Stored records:
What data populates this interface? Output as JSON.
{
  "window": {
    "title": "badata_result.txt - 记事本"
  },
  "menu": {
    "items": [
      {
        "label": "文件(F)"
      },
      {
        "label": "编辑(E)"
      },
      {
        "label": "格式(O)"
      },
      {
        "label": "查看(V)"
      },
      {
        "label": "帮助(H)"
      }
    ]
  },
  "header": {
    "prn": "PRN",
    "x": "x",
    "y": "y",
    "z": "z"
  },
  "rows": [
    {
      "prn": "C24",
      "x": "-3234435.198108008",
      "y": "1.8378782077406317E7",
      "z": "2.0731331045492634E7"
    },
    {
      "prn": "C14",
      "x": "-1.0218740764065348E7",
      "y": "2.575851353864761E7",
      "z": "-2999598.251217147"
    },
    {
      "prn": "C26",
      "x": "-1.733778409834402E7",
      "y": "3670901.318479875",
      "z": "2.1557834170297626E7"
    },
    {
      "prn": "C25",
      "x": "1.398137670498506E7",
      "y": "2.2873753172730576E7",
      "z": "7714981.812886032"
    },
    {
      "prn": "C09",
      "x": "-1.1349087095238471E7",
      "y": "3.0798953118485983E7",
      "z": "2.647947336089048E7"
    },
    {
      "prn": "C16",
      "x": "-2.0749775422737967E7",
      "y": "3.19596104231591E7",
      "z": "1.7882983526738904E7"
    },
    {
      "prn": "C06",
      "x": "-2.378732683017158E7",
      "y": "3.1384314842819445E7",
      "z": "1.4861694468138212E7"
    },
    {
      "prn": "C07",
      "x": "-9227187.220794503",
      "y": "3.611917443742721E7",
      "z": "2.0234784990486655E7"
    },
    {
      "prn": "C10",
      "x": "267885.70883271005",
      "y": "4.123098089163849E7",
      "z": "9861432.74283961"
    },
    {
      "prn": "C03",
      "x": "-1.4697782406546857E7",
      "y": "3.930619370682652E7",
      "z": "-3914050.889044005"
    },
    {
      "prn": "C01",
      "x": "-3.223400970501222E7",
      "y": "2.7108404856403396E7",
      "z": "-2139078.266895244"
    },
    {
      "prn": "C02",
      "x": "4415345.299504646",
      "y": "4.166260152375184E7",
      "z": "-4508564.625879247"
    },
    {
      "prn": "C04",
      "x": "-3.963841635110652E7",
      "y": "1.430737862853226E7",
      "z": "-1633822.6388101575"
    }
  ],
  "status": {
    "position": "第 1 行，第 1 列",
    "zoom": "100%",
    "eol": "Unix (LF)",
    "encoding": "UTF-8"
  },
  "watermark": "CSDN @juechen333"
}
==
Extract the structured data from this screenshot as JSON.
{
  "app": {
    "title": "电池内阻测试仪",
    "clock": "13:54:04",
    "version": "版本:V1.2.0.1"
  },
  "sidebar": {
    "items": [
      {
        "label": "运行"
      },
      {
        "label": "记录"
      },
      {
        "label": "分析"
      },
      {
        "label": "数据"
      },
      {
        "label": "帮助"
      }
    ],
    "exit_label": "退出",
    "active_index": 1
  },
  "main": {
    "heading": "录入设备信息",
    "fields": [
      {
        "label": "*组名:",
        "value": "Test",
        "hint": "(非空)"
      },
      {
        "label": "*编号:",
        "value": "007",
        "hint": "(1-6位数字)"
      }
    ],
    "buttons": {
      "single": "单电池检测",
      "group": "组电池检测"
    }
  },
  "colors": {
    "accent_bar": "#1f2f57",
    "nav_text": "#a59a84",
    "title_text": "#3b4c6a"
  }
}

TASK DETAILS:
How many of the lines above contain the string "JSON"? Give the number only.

RESULT OF THIS TASK:
2